For months the Metropolitan Washington Airports Authority (MWAA) and a small group of Members of Congress from the national capital region have been pushing a false narrative about adding flights at Washington Reagan National Airport. Their firm stance is that DCA is over capacity and overburdened, despite evidence to the contrary.
DCA is a busy hub – this is not in dispute. The airport’s convenient location makes it a preferred choice for many travelers going to and from Washington, D.C. But there’s new evidence that shows that DCA is actually performing quite well – undercutting yet another inaccuracy made by the opposition and proving that DCA’s underutilization is doing a disservice to consumers.
- MWAA claims that DCA is plagued by some of the highest cancellation rates in the nation and will only get worse with the addition of new flights. But new data from the U.S. Bureau of Transportation Statistics (BTS) shows that DCA leads all of Washington, D.C. region airports in on-time arrivals and departures, beating Dulles International Airport (IAD) and Baltimore International Airport (BWI).
- In fact, DCA ranked second among the 30 largest airports in the U.S. with an 82.74 percent on-time departure rate and ranked eighth nationally for arrivals with a 78.18 percent on-time rate.
If Congress approves adding flights at DCA to be flown within and beyond the 1,250 mile perimeter, more passengers could enjoy the benefits of these on-time rates. As the Federal Aviation Administration’s (FAA) own data confirms, there are dedicated periods of time each day when DCA’s runway capacity is greater than demand. In other words, DCA may be busy, but it’s not busy around the clock. The proposed new flights would be added during DCA’s downtimes, not when the runway is at its busiest.
Still, the opposition continues to claim that DCA can’t handle any more flights and passengers. MWAA recently stated that DCA is “small, space-constrained and overcrowded,” yet less than two years ago they were jubilantly celebrating the completion of “Project Journey.” The $1 billion makeover added a new 14-gate concourse, two 50,000-square-foot-security checkpoints and was touted as “transforming the passenger experience.” The FAA has also implemented dozens of NextGen programs at DCA and the overlying air traffic facilities to help “increase the safety, efficiency, capacity, predictability, and resiliency of American aviation.” So which one is it?
Adding a handful of flights at DCA safely and responsibly in order to meet the demand of today’s market is long overdue.
More competition and more choices will help lower ticket prices and save consumers their hard-earned dollars.
The U.S. Senate’s version of the FAA Reauthorization bill awaits action in the Senate Committee on Commerce, Science and Transportation.
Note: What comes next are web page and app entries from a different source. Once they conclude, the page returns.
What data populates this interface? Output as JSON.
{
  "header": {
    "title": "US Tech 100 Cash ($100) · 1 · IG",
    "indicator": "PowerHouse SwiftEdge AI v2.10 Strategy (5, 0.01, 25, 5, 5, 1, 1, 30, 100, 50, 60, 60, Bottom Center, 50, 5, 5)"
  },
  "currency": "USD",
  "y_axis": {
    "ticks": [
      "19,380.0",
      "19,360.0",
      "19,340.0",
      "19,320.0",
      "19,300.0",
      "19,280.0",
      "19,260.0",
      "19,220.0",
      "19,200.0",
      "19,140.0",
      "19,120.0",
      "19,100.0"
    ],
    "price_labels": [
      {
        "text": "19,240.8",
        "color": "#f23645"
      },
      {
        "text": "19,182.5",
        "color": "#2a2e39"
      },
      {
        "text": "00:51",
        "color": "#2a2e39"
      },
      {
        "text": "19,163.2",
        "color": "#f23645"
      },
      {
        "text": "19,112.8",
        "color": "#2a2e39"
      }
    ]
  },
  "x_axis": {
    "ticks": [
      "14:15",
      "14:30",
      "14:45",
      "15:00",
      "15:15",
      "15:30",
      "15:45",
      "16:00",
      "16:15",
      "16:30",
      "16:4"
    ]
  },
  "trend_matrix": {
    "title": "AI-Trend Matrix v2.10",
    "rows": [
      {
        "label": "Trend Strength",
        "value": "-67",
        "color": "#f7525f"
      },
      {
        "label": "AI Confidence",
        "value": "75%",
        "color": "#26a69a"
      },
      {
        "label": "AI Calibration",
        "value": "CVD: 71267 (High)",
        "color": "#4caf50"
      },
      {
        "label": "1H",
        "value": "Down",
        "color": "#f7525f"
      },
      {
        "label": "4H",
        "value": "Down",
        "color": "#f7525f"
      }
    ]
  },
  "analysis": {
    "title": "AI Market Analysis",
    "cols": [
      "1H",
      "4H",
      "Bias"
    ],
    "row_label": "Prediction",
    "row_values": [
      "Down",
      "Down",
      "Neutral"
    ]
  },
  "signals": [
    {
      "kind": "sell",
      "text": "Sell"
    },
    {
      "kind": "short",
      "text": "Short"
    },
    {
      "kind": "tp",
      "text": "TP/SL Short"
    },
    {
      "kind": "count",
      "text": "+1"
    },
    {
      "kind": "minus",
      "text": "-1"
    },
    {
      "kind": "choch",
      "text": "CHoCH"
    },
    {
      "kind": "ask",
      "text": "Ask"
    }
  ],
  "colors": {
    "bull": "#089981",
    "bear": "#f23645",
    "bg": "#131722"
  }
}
Chair Maria Cantwell (D-WA) and Ranking Member Ted Cruz (R-TX) have stated on the record that they are working to include a bipartisan proposal that would add a reasonable number of flights at DCA.
America’s air travelers are counting on them to see it through.
Todd Jacobson is a retired certified professional air traffic controller who served multiple airports in his 30-year tenure with the FAA. He served as general manager of the Denver-Salt Lake District and was responsible for 31 FAA Air Traffic Facilities and federal contract towers.